# Aim of the exercise
Search the data below for the word "exothermic" and copy each line that holds it.

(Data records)
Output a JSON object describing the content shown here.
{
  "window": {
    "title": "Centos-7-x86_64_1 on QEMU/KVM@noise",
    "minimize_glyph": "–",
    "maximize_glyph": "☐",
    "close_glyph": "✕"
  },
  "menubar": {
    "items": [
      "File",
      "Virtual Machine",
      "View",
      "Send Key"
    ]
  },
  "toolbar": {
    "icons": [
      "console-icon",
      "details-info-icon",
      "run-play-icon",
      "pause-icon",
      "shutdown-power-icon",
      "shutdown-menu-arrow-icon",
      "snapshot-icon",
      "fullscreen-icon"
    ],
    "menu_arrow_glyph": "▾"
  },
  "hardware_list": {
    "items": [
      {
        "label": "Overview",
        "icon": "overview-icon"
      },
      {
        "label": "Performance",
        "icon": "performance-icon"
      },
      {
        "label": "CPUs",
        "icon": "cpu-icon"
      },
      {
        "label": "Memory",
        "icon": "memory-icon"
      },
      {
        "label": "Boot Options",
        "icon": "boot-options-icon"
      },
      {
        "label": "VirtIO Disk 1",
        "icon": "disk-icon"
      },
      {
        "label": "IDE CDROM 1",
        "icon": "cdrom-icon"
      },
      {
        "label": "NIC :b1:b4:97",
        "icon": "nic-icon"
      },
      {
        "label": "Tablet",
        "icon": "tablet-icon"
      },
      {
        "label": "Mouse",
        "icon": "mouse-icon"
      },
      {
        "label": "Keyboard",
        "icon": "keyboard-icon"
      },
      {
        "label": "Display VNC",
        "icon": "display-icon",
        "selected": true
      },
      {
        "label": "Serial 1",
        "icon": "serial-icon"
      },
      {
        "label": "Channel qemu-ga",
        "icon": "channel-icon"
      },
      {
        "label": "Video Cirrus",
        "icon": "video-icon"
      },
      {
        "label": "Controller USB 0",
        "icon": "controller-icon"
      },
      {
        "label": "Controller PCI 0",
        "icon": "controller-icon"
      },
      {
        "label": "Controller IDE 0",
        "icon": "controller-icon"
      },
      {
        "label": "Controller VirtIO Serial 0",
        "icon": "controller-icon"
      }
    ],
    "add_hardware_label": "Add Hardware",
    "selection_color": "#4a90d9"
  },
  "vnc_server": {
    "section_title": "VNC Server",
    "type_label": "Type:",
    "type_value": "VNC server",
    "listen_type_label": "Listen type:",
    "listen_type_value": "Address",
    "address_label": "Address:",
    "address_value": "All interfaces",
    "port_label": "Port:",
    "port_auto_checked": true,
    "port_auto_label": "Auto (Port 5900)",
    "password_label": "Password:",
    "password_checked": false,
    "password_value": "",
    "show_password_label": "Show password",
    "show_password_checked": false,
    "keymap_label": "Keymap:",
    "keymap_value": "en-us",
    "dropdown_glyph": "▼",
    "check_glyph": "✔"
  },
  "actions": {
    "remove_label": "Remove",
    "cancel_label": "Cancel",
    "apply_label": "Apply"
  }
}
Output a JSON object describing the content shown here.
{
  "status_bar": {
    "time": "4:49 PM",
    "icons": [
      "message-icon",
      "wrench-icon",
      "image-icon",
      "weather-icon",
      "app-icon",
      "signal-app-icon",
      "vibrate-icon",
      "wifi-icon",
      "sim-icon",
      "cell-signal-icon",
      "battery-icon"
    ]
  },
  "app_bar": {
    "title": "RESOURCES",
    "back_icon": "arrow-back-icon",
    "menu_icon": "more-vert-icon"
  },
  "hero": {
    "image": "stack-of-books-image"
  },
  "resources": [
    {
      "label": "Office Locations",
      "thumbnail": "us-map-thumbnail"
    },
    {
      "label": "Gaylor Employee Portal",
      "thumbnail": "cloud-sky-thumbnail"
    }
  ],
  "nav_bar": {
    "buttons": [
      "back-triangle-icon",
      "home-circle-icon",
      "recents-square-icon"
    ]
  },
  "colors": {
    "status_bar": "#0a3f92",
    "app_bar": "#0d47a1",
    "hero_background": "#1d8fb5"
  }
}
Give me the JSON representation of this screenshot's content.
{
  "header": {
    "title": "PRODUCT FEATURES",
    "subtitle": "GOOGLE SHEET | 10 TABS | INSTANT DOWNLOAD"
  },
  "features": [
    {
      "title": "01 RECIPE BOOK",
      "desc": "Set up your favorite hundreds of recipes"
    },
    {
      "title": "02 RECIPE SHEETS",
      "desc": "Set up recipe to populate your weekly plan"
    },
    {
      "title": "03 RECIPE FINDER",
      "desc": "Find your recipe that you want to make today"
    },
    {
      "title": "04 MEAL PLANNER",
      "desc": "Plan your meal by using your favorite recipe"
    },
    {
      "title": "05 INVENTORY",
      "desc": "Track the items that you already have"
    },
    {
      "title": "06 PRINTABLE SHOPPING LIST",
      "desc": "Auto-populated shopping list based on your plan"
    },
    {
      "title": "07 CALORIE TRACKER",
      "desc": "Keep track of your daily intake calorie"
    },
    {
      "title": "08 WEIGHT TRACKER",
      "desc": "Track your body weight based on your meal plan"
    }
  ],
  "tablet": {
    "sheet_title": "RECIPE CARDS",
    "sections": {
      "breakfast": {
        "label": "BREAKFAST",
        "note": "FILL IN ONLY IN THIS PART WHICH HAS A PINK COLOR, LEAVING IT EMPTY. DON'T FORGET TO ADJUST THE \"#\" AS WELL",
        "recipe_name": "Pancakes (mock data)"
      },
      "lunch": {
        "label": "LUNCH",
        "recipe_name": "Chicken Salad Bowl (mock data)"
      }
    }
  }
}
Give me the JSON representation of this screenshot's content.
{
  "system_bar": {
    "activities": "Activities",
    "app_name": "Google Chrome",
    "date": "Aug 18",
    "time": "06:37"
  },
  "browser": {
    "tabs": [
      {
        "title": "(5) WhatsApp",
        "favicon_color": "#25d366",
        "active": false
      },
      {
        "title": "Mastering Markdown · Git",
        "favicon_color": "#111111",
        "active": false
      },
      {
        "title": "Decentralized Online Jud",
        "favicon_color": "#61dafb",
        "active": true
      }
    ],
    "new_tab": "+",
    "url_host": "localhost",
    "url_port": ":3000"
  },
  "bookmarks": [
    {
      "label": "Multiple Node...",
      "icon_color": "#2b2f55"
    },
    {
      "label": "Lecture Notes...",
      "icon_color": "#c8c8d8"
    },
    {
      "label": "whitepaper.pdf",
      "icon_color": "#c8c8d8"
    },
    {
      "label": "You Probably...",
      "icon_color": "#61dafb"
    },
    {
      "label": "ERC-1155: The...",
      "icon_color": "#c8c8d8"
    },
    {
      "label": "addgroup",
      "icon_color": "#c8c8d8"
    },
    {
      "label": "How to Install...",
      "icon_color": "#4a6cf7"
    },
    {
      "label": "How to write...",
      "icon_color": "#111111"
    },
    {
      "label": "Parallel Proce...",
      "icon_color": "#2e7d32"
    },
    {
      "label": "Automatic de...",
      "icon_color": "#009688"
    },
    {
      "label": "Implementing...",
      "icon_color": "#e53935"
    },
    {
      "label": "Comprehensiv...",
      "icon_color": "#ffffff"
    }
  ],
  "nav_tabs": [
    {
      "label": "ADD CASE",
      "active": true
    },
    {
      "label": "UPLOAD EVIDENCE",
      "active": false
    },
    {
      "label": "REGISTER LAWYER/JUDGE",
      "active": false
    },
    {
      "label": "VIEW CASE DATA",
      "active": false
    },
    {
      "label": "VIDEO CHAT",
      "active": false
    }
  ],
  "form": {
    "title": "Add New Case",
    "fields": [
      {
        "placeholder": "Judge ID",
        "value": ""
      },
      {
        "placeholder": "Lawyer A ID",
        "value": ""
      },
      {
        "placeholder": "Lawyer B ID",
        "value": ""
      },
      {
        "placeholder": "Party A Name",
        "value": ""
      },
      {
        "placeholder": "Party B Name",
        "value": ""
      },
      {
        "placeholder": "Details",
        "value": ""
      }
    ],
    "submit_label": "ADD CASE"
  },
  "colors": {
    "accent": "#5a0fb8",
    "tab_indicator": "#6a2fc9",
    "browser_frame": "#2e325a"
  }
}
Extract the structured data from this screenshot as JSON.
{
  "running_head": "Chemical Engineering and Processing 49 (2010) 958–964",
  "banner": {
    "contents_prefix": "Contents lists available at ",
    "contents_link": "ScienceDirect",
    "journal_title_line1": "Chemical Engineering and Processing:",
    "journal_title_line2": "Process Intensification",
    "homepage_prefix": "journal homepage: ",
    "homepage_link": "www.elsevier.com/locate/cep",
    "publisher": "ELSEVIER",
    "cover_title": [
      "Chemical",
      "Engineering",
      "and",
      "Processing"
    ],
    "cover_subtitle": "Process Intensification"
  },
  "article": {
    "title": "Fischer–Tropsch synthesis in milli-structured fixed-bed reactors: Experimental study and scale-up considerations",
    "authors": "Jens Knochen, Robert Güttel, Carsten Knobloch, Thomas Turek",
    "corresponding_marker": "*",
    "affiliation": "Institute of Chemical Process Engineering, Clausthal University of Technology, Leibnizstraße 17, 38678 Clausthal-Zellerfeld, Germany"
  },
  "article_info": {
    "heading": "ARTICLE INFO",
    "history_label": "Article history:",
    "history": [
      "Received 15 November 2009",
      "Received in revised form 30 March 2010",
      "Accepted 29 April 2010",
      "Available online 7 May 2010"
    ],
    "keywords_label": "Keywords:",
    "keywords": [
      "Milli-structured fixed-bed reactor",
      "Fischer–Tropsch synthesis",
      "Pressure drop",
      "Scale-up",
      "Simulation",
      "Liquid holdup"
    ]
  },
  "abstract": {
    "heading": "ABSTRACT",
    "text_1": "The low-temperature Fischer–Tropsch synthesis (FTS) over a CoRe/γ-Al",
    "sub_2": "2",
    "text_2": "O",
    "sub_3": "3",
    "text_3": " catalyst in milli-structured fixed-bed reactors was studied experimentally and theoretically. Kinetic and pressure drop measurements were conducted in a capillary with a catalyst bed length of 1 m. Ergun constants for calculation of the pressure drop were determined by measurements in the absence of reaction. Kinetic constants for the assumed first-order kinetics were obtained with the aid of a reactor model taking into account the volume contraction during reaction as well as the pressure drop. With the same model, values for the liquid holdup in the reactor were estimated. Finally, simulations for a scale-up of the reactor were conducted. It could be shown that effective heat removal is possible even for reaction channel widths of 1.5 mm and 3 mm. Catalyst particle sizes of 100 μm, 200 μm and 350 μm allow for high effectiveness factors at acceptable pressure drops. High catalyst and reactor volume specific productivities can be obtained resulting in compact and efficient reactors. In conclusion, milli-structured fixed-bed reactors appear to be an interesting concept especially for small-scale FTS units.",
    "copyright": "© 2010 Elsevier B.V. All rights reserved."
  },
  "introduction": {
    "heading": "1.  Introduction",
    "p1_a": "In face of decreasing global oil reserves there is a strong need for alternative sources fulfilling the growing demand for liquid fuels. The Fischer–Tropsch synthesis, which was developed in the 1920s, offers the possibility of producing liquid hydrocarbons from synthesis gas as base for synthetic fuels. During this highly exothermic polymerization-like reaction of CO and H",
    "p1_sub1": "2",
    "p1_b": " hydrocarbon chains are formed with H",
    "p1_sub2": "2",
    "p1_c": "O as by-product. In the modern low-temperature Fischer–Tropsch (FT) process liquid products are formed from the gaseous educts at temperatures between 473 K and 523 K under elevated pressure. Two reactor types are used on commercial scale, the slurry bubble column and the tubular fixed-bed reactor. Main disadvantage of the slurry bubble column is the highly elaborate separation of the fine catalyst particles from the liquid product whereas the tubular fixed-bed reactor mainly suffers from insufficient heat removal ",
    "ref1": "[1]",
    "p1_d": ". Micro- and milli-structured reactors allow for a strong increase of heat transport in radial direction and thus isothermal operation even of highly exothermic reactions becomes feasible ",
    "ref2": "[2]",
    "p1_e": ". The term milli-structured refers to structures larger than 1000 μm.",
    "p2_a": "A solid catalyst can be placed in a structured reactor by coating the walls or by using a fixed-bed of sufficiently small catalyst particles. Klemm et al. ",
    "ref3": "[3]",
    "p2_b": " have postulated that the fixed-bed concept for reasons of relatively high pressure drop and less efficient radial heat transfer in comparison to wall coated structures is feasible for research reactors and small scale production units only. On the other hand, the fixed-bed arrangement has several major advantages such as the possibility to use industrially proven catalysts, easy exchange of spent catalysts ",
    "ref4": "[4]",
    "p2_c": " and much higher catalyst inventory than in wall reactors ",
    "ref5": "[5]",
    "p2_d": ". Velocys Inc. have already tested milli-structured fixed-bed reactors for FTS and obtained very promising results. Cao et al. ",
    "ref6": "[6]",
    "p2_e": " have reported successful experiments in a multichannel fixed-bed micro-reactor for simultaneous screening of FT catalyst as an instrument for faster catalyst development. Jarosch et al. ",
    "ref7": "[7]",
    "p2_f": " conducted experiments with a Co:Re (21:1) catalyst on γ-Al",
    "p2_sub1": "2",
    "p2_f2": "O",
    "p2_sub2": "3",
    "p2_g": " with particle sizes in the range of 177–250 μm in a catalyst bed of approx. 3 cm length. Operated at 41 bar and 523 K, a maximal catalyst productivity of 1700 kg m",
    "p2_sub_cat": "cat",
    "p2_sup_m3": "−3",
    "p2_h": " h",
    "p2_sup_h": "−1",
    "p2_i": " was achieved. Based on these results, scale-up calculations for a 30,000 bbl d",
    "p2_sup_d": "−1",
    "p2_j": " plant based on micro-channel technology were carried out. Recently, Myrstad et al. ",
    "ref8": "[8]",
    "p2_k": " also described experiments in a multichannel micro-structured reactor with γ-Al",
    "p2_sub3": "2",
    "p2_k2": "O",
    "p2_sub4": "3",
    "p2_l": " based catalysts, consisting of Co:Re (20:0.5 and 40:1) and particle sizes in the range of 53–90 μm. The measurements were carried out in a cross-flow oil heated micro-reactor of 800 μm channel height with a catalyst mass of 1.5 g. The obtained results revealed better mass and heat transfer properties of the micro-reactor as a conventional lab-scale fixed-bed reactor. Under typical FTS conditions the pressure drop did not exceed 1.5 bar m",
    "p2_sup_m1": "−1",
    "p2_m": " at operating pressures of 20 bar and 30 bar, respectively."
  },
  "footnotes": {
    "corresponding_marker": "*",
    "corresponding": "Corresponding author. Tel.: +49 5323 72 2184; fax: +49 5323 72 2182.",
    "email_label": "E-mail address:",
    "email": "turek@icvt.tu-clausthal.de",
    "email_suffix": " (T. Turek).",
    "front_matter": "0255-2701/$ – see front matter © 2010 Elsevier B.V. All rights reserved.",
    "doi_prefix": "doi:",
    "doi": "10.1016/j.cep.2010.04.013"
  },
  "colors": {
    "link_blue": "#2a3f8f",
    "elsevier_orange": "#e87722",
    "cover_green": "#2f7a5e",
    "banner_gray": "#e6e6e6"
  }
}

# Exercise answer
    "p1_a": "In face of decreasing global oil reserves there is a strong need for alternative sources fulfilling the growing demand for liquid fuels. The Fischer–Tropsch synthesis, which was developed in the 1920s, offers the possibility of producing liquid hydrocarbons from synthesis gas as base for synthetic fuels. During this highly exothermic polymerization-like reaction of CO and H",
    "p1_d": ". Micro- and milli-structured reactors allow for a strong increase of heat transport in radial direction and thus isothermal operation even of highly exothermic reactions becomes feasible ",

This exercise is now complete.